Masayuki JoJo Takayanagi - guitar
Nobuyoshi Ino - bass
Masabumi PUU Kikuchi - piano
John Sharpe - New York City Jazz Record
This live date from the titular Nagoya venue reveals the mellow side of Japanese free jazz. That could seem unlikely when considering the lead name, guitarist Masayuki Takayanagi, a maverick follower of Lennie Tristano who later turned to total freak-outs and noise, partnering with the likes of outsider saxophonist Kaoru Abe. Recorded nine months before his death 30 years ago this month, the concert finds him in the company of regular collaborator bassist Nobuyoshi Ino, plus celebrated pianist Masabumi Kikuchi, who died in 2015, sitting in during a trip home from his long sojourn in the U.S. Kikuchi, who worked with Miles Davis, Gil Evans, Dave Liebman and Joe Henderson, as well as a cooperative trio with Gary Peacock and Paul Motian, exerts a pull towards the tradition. But Takayanagi and Ino are not unwilling accomplices. Even on one of the two cuts they play as a duo, they touch on a standard material as a basis for further exploration. Much of the time Ino, who sure-footedly straddles the inside/ outside dichotomy, anchors the often conversational interaction close to the mainstream. But it’s when he picks up his bow to become an equal voice without any supportive function that proceedings unloose their moorings. One of the high points of the disc comes on “Duo I” when his arco slashes and organ-like tones engage in prickly dialogue with Takayanagi’s scratchy fragmentation. Similarly on “Trio III” Ino extracts creaks and groans from his bass as the weather veers stormy, Kikuchi thunders and the guitarist flashes in dramatic gesture. Conventional gambits reappear during “Trio I” as the three parlay an abstraction, which doesn’t shy from consonance. Later Kikuchi plies repeated rhythmic figures that rejuvenate the exchanges, before ultimately harping on an insistent progression.
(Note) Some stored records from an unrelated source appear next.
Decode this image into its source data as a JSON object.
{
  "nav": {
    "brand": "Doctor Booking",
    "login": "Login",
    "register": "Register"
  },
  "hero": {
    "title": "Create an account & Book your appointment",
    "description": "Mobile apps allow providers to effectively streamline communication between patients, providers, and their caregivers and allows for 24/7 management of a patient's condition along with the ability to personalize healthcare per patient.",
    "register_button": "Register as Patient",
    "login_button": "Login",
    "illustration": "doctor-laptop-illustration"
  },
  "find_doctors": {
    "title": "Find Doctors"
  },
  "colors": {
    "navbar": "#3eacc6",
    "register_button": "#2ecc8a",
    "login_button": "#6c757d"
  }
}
Once Ino latches on, the pianist moves into a loose rendition of Monk’s “Locomotive”, with Takayanagi adding oblique but blues-inflected commentary. It forms the final chapter in an album, which soothes as much as it stirs.
Ken Waxman - The Whole Note
Flash forward 15 years and more instances of first generation Japanese free music are on Live at Jazz Inn Lovely 1990 (NoBusiness NBCD 135 nobusinessrecords.com). In one way it was a reunion between two pioneering improvisers, guitarist Masayuki Jojo Takayanagi (1932-1991), who began mixing noise emphasis and free improvisation in the mid-1960s with in-your-face groups featuring the likes of saxophonist Kaoru Abe and pianist Masabumi Puu Kikuchi (1939-2015). Kikuchi evolved a quieter style after moving to the US in the late 1980s and this was the first time the guitarist and pianist played together since 1972. Problem was that this was a Takayanagi duo gig with longtime bassist Nobuyoshi Ino until Kikuchi decided to sit in, creating some understandable friction. Agitation simmers beneath the surface adding increased tautness to the already astringent sounds. This is especially obvious on the trio selections when the guitarist’s metallic single lines become even chillier and rawer. Initially more reserved, Kikuchi’s playing soon accelerates to percussive comping, then key clangs and clips, especially on the concluding Trio II. For his part, Ino serves as a bemused second to these sound duelists, joining an authoritative walking bass line and subtly advancing swing to that final selection. On the duo tracks, he and the guitarist display extrasensory connectivity. He preserves chromatic motion with buzzing stops or the occasional cello-register arco sweep. Meanwhile with a minimum of notes, Takayanagi expresses singular broken chord motion or with slurred fingers interjects brief quotes from forgotten pop tunes. On Duo II as well, Ino’s string rubs move the theme in one direction while Takayanagi challenges it with a counterclockwise pattern. Still, fascination rests in the piano-guitar challenges with Kikuchi’s keyboard motion arpeggio-rich or sometime almost funky, while Takayanagi’s converse strategies take in fluid twangs, cadenced strumming and angled flanges.